Sex Sells: Burgers, Coffins, You Name It

Nov 13, 2012 | Updated Jan 13, 2013
Duke's Auctions

POLAND -- Says me: sex and barbecue don't mix. Adolescent, nubile girl parts have no relation to or bearing upon the quality of an angus burger topped with pulled pork and spicy sauce. The twain don't meet, and if you go to the drive-through and order yourself a Memphis BBQ Burger, the girl from Ipanema will not crawl into your passenger seat and bare her spray-tanned flesh. Carl's Jr. knows this, but they want to confuse the football-watching public into thinking that consumption of their product leads to prurient adventure. It doesn't. I've eaten thousands of hamburgers, and not one of them came with runway models on the side.

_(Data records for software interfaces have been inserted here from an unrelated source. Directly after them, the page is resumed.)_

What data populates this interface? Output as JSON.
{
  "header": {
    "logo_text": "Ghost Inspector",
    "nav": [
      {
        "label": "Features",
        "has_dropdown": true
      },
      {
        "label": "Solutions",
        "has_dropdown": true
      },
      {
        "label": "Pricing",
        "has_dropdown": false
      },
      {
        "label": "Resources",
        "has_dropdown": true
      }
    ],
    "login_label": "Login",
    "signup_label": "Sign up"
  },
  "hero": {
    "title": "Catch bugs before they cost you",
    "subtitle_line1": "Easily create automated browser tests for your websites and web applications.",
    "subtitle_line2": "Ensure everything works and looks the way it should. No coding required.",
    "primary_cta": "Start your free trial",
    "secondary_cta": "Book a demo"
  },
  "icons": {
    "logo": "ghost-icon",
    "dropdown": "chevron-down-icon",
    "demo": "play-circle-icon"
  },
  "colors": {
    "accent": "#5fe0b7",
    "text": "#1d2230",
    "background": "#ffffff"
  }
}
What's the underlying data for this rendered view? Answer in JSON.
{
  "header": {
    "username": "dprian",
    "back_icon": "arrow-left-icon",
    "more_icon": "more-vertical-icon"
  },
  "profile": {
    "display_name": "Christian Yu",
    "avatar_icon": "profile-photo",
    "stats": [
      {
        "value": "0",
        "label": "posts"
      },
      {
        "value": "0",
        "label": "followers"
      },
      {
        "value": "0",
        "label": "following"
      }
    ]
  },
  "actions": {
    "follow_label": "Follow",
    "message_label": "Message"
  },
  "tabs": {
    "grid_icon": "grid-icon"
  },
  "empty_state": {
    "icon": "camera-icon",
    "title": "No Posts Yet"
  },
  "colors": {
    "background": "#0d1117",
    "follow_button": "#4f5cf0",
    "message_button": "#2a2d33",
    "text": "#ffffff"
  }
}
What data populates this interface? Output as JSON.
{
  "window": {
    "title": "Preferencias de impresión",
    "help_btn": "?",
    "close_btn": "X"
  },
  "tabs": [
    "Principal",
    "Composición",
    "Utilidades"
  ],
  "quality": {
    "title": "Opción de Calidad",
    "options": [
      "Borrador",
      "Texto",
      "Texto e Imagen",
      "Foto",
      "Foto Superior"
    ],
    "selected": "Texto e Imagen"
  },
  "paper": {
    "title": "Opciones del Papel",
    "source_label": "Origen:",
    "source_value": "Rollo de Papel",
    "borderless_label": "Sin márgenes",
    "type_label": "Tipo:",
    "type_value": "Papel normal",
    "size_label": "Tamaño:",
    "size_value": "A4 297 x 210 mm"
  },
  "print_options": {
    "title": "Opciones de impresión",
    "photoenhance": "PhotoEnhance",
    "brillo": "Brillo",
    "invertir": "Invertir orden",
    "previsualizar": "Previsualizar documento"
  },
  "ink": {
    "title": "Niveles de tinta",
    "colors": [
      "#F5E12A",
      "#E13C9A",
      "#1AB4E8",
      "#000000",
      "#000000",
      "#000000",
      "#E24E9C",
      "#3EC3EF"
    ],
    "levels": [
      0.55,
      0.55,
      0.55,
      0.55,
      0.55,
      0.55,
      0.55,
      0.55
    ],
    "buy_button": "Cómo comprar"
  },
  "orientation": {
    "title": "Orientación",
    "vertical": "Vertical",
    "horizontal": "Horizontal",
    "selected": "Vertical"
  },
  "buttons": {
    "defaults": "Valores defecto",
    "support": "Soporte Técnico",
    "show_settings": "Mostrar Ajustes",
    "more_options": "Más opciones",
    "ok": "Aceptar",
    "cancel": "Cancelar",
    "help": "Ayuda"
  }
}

The co-packaging of sex and gluttony in American advertising is so overdone it's hardly even noticeable anymore. Ditto sex and booze. I'm sure you know that the act of drinking Absolut vodka will not transport you to a Salvador Dalí-esque landscape where robot dogs chase the cast of Mad Max into your lap, but you'd not know that from advertising. As far as ad men are concerned, you're stupid enough to believe that there are products on the market that, upon your purchase and consumption of them, will drive a flock of harlots to your door to clean your floor with their sweat and hair extensions.

Well not to be outdone by Yankee perversion, but a Polish coffin manufacturer has released its fourth calendar featuring its products being fawned sultrily over by a cast of models in the buff. According to Zbigniew Lindner, "We wanted to show that a coffin isn't a religious symbol. It's a product... Why are people afraid of coffins and not of business suits, cosmetics or jewelry?" And so, with its 2013 calendar, Lindner treats its products the way all other firms treat theirs -- as objects to be sold with the aid of nudity and, one supposes, the hope of gratuitous sex in the hereafter.

According to sources at Lindner, it's working. Their coffins are so popular that people are dying to get in them.

But it's not all giggles and rigor mortis for Lindner execs, whose unconventional approach to showcasing accoutrement for the deceased earned the disapproval of the Catholic church in Poland. A church spokesman claimed that human death "should be treated with solemnity and not mixed up with sex." And, with due respect to providence, if the clergy think sex and death don't go together, I've got some ex-girlfriends they should meet.

I'll admit, I think it's tasteless. But the more I think about it, the more I think the dead get the short end of the stick. If you're a gourmand, or a drunkard, or a devotee of cars, scents, whatever, Madison Avenue will happily feed your consumer appetite with a wanton display of half-naked girls. But who thinks of the dead? It's right that someone should love them, even if that someone is a painted-up, photoshopped hussy.

Photos courtesy of Zakład Przemysłu Drzewnego LINDNER,